When you look at the calendar, we barely have 30 working days left in 2021. 2022 is right around the corner. We are well into the motion of development or finalizing our business objectives for the coming calendar year. We have all done it again – set goals, identified targets, and assigned lead resources to make sure they get accomplished. Right about now you take in a deep breath and consider the task complete. – WRONG…. The reality is, that a solid portion of the task is set in place, but without solid lead factors defined, understood, and tracked then the likelihood of achieving the goals set forth is reduced.
Many organizations are exceptional at setting goals. They walk thru the process of identifying the specific element they want to focus on. They identify the resources needed. They even identify the due or deliver target date. It all sounds like a solid goal plan. It is as far as the plan goes. In the real world the plan is about to change but when and by how much. What adjustments will be necessary to stay on track. How will we know we are staying on course or drifting off course? You can’t wait until the due date or just monthly status meetings to check on progress. If the only indicator of progress is a completion date, then you might just wait too long and miss the best possible outcome.
The end of the goal and what it delivers are lag indicators. For example, when a leader reviews the Profit and Loss (P&L) statement after the closing of the books for the prior month, they are reviewing lag factors. These have already been completed and you just can’t change history. That is not to say that reviewing the P&L is not worthy of the time and what it reveals. The difference is having a set of lead factors which when proactively engaged will actually and directly contribute to the higher achievement of the lag factor deliverable.

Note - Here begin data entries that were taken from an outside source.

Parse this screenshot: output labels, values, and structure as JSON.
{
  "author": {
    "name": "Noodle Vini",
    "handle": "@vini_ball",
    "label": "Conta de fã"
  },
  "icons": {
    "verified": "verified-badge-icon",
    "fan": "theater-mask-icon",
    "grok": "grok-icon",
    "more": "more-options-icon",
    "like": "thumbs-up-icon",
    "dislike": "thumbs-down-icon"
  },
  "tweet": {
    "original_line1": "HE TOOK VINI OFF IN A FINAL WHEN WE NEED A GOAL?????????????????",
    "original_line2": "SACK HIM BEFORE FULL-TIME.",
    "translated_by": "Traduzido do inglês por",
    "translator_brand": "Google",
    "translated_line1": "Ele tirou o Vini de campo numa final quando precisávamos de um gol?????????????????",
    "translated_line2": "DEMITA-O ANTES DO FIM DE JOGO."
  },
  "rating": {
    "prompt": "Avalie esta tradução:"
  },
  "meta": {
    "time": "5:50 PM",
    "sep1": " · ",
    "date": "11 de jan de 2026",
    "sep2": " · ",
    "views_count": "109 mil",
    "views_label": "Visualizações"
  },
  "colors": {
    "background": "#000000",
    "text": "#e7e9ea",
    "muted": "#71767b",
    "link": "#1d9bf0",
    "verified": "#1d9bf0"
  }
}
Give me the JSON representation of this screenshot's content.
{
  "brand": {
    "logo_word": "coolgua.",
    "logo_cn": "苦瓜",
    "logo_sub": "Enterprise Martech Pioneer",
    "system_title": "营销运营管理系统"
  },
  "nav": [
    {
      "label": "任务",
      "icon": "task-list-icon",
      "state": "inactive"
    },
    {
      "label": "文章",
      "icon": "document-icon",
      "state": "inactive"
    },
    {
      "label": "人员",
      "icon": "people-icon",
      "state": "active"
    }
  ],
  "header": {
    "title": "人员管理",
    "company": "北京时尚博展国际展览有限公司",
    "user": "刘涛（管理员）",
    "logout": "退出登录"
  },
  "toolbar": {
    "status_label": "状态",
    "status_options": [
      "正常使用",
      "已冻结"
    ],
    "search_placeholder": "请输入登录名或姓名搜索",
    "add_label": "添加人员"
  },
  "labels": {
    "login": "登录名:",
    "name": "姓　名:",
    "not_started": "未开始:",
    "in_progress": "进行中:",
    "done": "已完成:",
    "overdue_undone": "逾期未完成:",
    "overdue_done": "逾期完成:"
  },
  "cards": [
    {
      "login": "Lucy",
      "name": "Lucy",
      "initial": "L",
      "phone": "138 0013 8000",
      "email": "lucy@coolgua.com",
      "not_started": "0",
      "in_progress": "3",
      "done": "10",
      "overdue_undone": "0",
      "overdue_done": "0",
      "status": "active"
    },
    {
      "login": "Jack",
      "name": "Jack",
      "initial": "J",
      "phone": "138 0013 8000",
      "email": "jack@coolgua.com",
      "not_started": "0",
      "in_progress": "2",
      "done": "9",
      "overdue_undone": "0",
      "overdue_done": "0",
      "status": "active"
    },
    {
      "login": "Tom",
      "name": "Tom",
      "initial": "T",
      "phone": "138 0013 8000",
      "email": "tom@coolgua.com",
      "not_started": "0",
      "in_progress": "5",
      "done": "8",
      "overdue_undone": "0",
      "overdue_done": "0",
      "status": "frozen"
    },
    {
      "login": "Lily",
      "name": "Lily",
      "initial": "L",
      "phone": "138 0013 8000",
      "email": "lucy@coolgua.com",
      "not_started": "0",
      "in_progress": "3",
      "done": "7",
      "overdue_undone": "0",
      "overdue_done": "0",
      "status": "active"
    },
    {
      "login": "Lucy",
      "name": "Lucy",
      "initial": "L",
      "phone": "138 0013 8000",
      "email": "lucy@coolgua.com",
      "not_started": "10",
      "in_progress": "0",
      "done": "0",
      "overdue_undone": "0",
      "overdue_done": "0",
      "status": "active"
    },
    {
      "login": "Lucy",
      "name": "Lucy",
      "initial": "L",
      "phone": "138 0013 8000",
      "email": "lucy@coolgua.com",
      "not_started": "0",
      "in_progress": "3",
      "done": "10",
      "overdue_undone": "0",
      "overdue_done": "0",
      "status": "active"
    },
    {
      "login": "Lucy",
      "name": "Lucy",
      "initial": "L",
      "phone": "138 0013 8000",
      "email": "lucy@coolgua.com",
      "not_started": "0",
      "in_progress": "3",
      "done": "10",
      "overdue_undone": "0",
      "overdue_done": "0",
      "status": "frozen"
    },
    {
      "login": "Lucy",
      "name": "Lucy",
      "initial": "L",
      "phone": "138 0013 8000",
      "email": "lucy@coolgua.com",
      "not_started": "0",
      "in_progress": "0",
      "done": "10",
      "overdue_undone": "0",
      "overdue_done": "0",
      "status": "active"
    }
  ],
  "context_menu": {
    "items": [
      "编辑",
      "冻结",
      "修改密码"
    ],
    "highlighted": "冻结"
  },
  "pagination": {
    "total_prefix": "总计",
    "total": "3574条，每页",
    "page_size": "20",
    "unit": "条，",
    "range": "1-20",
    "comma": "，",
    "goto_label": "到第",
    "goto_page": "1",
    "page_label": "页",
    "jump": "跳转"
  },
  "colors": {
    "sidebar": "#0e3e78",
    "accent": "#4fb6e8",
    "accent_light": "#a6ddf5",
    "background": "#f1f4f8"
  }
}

Let’s use an example most of us can relate with. On New Year’s Eve many will set in motion the resolution to lose weight or get in shape. Both very nice objectives but typically these are abandoned shortly there after as the goal setter (you) is not seeing the lag factor metric results they desire – the pounds coming off or muscle toning. You are just using the lag factor and not proactively motivating oneself with lead factors. A lead factor would be the measurement of the action to be taken and the capture of those actions which directly lead to, and you have influence over to do them. This is a key statement – you must have the ability to have influence over the action involved in the lead factor, otherwise you cannot and will not produce the action. One possible lead factor would be to identify and measure/capture the actual food you put into your body in terms of caloric intake. This is your basic math problem. If you expend more calories than you take into your body, you will begin to normalize and consume excess from your existing body and thus you lose weight. I have oversimplified the statement, but hopefully you get the idea.
The lead factor is identifying the food intake. Setting a capture method for it on a real time basis, you will know if you are moving toward a positive result, staying neutral or falling behind well before the final goal is due. As mentioned earlier, you have a direct influence on the food intake. You control what goes in and how much of it goes in. If you do not have influence over the lead factor, then go back to the drawing board and set different lead factors.
This week review the 2022 goals and objectives to identify the lead factors necessary to ensure the lag performance goals are achieved. Don’t do half the goals setting plan and be disappointed next year. Complete the planning process by setting in motion key lead factors and measurement systems so you can have direct and immediate influence on the lag outcome.
Need help setting lead and lag metrics for your business? Reach out to a Promise Guide to help you be the very best you can be. FL 9407) 984-7246 MI (313) 527-7945